10 Ways to Grow As A Musician
Dustin Yonts and Tomas Cera
- Dare to be silly.
Legendary music doesn't generally come from established systems. One of the best ways to allow yourself the opportunity to create truly unique music is to play your instrument somewhat recklessly. Find a riff or theme that makes your imagination inclined to delve deeper. No matter what, you must believe in your own crazy methods in order to develop your own unique sound.
- Effectively negotiate with yourself.
If you talk to yourself in a negative way, you will feel more inclined to procrastinate or surrender to failure completely. Bargain with yourself in order to consciously choose the path of success whenever possible, despite the sacrifices that may be necessary along the way.
- Embrace the Journey.
Don’t become too fixated on arriving at a destination while missing out on the beautiful process that happens along the way. In order to become good at anything, you must discover opportunities to take delight in the hard work that must be done. Develop systems that will enable you to have the most fun while pushing yourself to grow.
- Know when to follow rules and when to break them.
Learn everything that you can about music theory. Practice songs that other people have written. After you're familiar with some common techniques used by popular musicians, try making some similar sounds with a twist. Maintain just enough of the status-quo to avoid giving your listeners the impression that you're trying too hard. Go out of your way to discover unexpected sounds and patterns that could give your songs the unique flavor they need in order to attract attention.
- Practice for 30 minutes a day.
If you want to give yourself the best opportunity to be successful as an artist, you must draw the line somewhere. You must create rules for yourself that will enable you to become the best version of yourself. It doesn't really matter how you practice, so long as you actually do it regularly. Enjoy the process of growth and take delight in small victories along the way.

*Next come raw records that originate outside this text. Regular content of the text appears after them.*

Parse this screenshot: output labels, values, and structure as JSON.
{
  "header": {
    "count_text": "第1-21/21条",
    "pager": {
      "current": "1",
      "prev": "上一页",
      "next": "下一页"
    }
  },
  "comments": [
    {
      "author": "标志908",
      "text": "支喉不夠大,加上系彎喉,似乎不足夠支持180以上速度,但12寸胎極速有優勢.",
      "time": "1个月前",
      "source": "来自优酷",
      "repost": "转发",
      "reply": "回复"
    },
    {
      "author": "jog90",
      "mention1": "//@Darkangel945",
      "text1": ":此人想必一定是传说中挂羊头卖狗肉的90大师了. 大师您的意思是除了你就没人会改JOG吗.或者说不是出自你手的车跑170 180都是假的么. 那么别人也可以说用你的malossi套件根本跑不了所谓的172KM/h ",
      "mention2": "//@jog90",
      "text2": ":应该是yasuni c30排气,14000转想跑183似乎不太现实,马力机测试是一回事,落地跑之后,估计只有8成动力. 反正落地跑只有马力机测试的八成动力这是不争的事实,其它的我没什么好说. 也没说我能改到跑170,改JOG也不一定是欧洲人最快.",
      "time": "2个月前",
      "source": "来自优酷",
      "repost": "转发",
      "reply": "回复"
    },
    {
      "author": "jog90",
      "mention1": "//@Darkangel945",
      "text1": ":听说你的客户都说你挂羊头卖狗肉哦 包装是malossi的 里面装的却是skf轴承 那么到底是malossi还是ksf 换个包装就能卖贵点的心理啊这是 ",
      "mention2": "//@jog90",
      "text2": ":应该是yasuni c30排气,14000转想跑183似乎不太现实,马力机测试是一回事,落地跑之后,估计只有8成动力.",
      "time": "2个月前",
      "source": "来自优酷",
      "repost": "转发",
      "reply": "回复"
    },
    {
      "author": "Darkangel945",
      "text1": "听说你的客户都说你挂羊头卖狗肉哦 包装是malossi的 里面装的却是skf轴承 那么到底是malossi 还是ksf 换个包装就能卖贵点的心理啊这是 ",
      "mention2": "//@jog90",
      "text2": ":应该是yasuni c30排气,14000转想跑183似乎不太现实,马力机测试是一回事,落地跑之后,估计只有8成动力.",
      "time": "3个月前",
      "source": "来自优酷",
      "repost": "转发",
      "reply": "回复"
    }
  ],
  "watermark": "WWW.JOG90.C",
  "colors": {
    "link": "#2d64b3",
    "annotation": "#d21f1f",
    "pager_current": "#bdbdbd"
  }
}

- Produce a demo CD with 3-5 of your songs.
Just do it. It's better to have 3 or 4 mediocre fully completed songs than to have a trove of songs that are 30-40% complete. You will learn your craft as you go, but fully finishing a song is better than continuously making new music ideas and never capitalizing on them. You and your music will grow through experience.
- Set concrete career goals and make plans to achieve them.
We sometimes tend to over or under-estimate our capabilities as a musician. We may feel like we have the best work ethic and nothing will get in our way of making millions off our music in our first year. Well... Simply put, it likely won't work that way. We have to be honest with ourselves and plan to make concrete goals for where we want to be as a musician. Find your strengths and weaknesses. Fine-tune each individual skill with simple, easy to digest goals and don't overcomplicate things. Every success and failure is a chance to learn and improve. Take it with a grain of salt.
- Adopt a business mindset.
As a musician, you are your business and your music is your product. You must craft, market, and sell your product to the absolute best of your ability. Become totally immersed in your business and find your niche. You will encounter challenges and hick-ups, but the true judge of your ability will be how you bounce back from tribulation and overcome obstacles. Never give up.
- Demand discovery.
Don't wait around for the music industry to find you, because they will likely look right past you. You have to take your product and make them mad they didnt discover you sooner. Control your destiny. Take the necessary steps to grow yourself and don't depend on your music to be found on a stroke of luck.
- Stop making excuses.
At the end of the day, all you'll be left with is a product of your effort. Making a record-selling album isn't easy, but the albums who have topped the charts in the past were written by artists who put in pure hard work and dedication. The more time you lose through excuses, the more your music loses out. It's plain and simple.